By Joseph Owen
Stars & Stripes
ZAKHO, Iraq – U.S. Army engineers overseeing the construction of latrines in northern Iraq have been faced with a unique problem: refugees turning the makeshift potties into bedrooms.
Operation Provide Comfort forces are paying a Turkish contractor $1.2 million to assemble more than 4,000 one-hole latrines of wood, sheet metal and small concrete basins for four refugee tent communities just east of Zakho, according to Capt. Gary A. Christian, and Army Corps of Engineers project engineer.
Because so many Kurdish refugees have returned home, the four communities never recived the 84,000 people they were designed to hold. So the latrines erected in anticipation of larger numbers have stood unused. That has lead to some creative alterations.
“They’ll take the wood and use it for cooking fuel,” said Pfc. John Dunn, 21, a carpentry and concrete specialist assigned to Hq Support Co, 94th Engr Bn, in Darmstadt, Germany.
Dunn’s company, a part of the 18th Engr Brigade, makes the wooden base plates inserted between the latrines and the holes under them. He said some refugees have knocked the latrines over to use as living quarters. When he’s ordered to correct the situation, “It’s kind of hard to go and take it back from them,” he said.
Col. Stephen A Windsor, the commander of the engineer brigade, said he has seen a few cases where two latrines were lying side by side with the doors propped against each other to form a roof.
“It’s clearly not widespread,” he said. “For the most part, these folks appreciate what we’ve been doing.”
Christian came from Stuttgart, Germany, to Iraq to oversee several contracts and do surveying work in the camps. “It’s like a running joke up there in Germany,” said Christian, 33. “Everybody says, ‘Yeah, yeah, you’ll get down there and you’ll be managing the latrine contract.’
“But you get here and it’s a phenomenal effort to build 4,000 latrines.”
- Not only did they strip wood from the shitters, but they also burned the tent stakes and poles we gave them (then complained that they had no stakes or poles); stole tents, rations and military fuel; and passed counterfeit money. They should have been grateful because most of them had it better in our camps then they ever did on the economy. But they knew they had a free ride, and knew they could work some scams on the relief agencies. I hated being used like that, but if the shoe was on the other foot I would have done the same thing.

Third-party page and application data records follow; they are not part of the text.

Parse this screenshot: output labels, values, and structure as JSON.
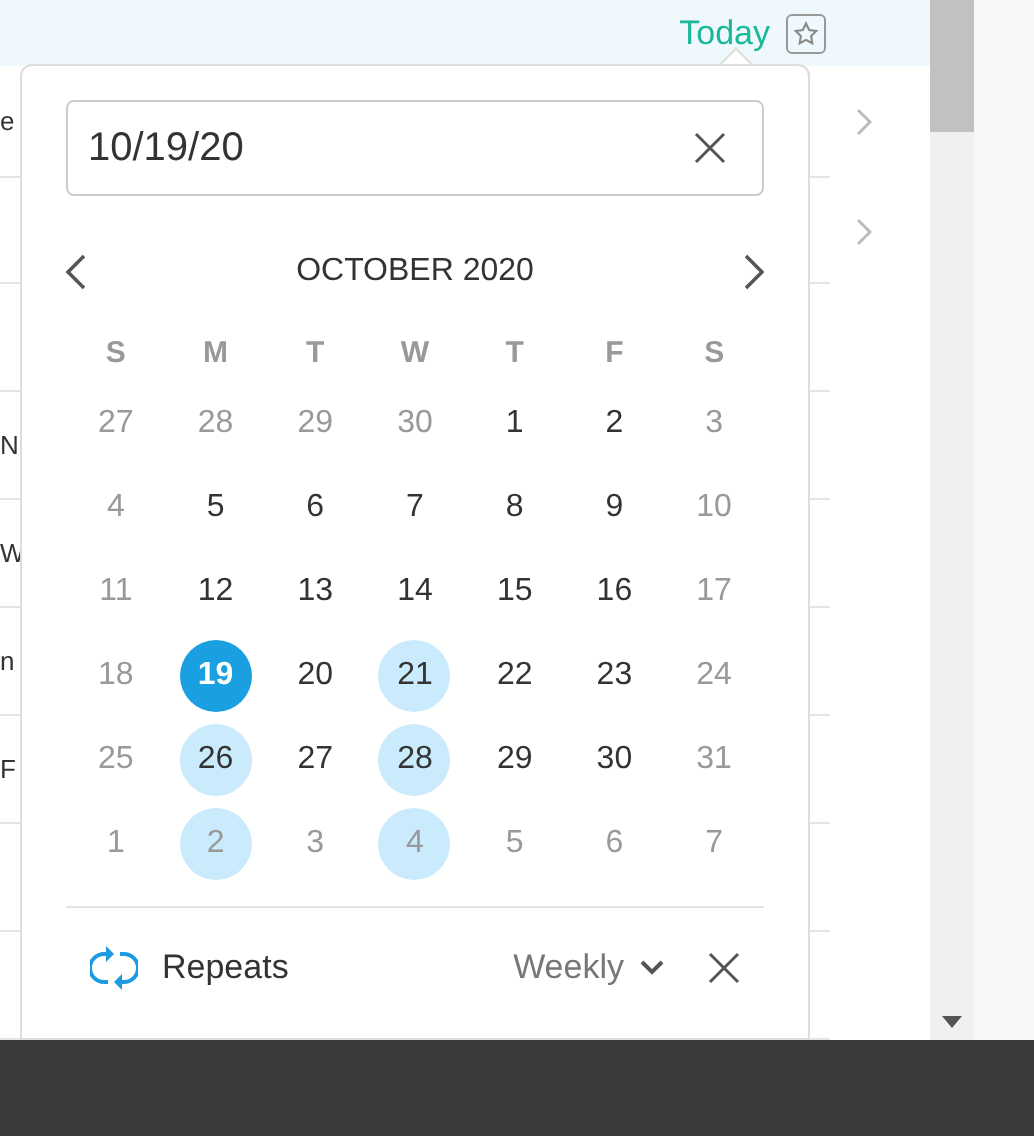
{
  "header": {
    "today_link": "Today"
  },
  "list_rows": [
    {
      "text": "e",
      "has_chevron": true
    },
    {
      "has_chevron": true
    },
    {
      "has_chevron": false
    },
    {
      "text": "N",
      "has_chevron": false
    },
    {
      "text": "W",
      "has_chevron": false
    },
    {
      "text": "n",
      "has_chevron": false
    },
    {
      "text": "F",
      "has_chevron": false
    },
    {
      "has_chevron": false
    },
    {
      "has_chevron": false
    }
  ],
  "date_picker": {
    "date_field": {
      "value": "10/19/20"
    },
    "month_title": "OCTOBER 2020",
    "weekdays": [
      "S",
      "M",
      "T",
      "W",
      "T",
      "F",
      "S"
    ],
    "days": [
      {
        "label": "27",
        "muted": true,
        "selected": false,
        "repeat": false
      },
      {
        "label": "28",
        "muted": true,
        "selected": false,
        "repeat": false
      },
      {
        "label": "29",
        "muted": true,
        "selected": false,
        "repeat": false
      },
      {
        "label": "30",
        "muted": true,
        "selected": false,
        "repeat": false
      },
      {
        "label": "1",
        "muted": false,
        "selected": false,
        "repeat": false
      },
      {
        "label": "2",
        "muted": false,
        "selected": false,
        "repeat": false
      },
      {
        "label": "3",
        "muted": true,
        "selected": false,
        "repeat": false
      },
      {
        "label": "4",
        "muted": true,
        "selected": false,
        "repeat": false
      },
      {
        "label": "5",
        "muted": false,
        "selected": false,
        "repeat": false
      },
      {
        "label": "6",
        "muted": false,
        "selected": false,
        "repeat": false
      },
      {
        "label": "7",
        "muted": false,
        "selected": false,
        "repeat": false
      },
      {
        "label": "8",
        "muted": false,
        "selected": false,
        "repeat": false
      },
      {
        "label": "9",
        "muted": false,
        "selected": false,
        "repeat": false
      },
      {
        "label": "10",
        "muted": true,
        "selected": false,
        "repeat": false
      },
      {
        "label": "11",
        "muted": true,
        "selected": false,
        "repeat": false
      },
      {
        "label": "12",
        "muted": false,
        "selected": false,
        "repeat": false
      },
      {
        "label": "13",
        "muted": false,
        "selected": false,
        "repeat": false
      },
      {
        "label": "14",
        "muted": false,
        "selected": false,
        "repeat": false
      },
      {
        "label": "15",
        "muted": false,
        "selected": false,
        "repeat": false
      },
      {
        "label": "16",
        "muted": false,
        "selected": false,
        "repeat": false
      },
      {
        "label": "17",
        "muted": true,
        "selected": false,
        "repeat": false
      },
      {
        "label": "18",
        "muted": true,
        "selected": false,
        "repeat": false
      },
      {
        "label": "19",
        "muted": false,
        "selected": true,
        "repeat": false
      },
      {
        "label": "20",
        "muted": false,
        "selected": false,
        "repeat": false
      },
      {
        "label": "21",
        "muted": false,
        "selected": false,
        "repeat": true
      },
      {
        "label": "22",
        "muted": false,
        "selected": false,
        "repeat": false
      },
      {
        "label": "23",
        "muted": false,
        "selected": false,
        "repeat": false
      },
      {
        "label": "24",
        "muted": true,
        "selected": false,
        "repeat": false
      },
      {
        "label": "25",
        "muted": true,
        "selected": false,
        "repeat": false
      },
      {
        "label": "26",
        "muted": false,
        "selected": false,
        "repeat": true
      },
      {
        "label": "27",
        "muted": false,
        "selected": false,
        "repeat": false
      },
      {
        "label": "28",
        "muted": false,
        "selected": false,
        "repeat": true
      },
      {
        "label": "29",
        "muted": false,
        "selected": false,
        "repeat": false
      },
      {
        "label": "30",
        "muted": false,
        "selected": false,
        "repeat": false
      },
      {
        "label": "31",
        "muted": true,
        "selected": false,
        "repeat": false
      },
      {
        "label": "1",
        "muted": true,
        "selected": false,
        "repeat": false
      },
      {
        "label": "2",
        "muted": true,
        "selected": false,
        "repeat": true
      },
      {
        "label": "3",
        "muted": true,
        "selected": false,
        "repeat": false
      },
      {
        "label": "4",
        "muted": true,
        "selected": false,
        "repeat": true
      },
      {
        "label": "5",
        "muted": true,
        "selected": false,
        "repeat": false
      },
      {
        "label": "6",
        "muted": true,
        "selected": false,
        "repeat": false
      },
      {
        "label": "7",
        "muted": true,
        "selected": false,
        "repeat": false
      }
    ],
    "repeat": {
      "label": "Repeats",
      "frequency": "Weekly"
    }
  }
}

|Provide Comfort Leader Pleased by Pace of Kurdish Resettlement||Latrines Serve Kurds—in Other Ways||Task Force Reshuffling Refugee Camps|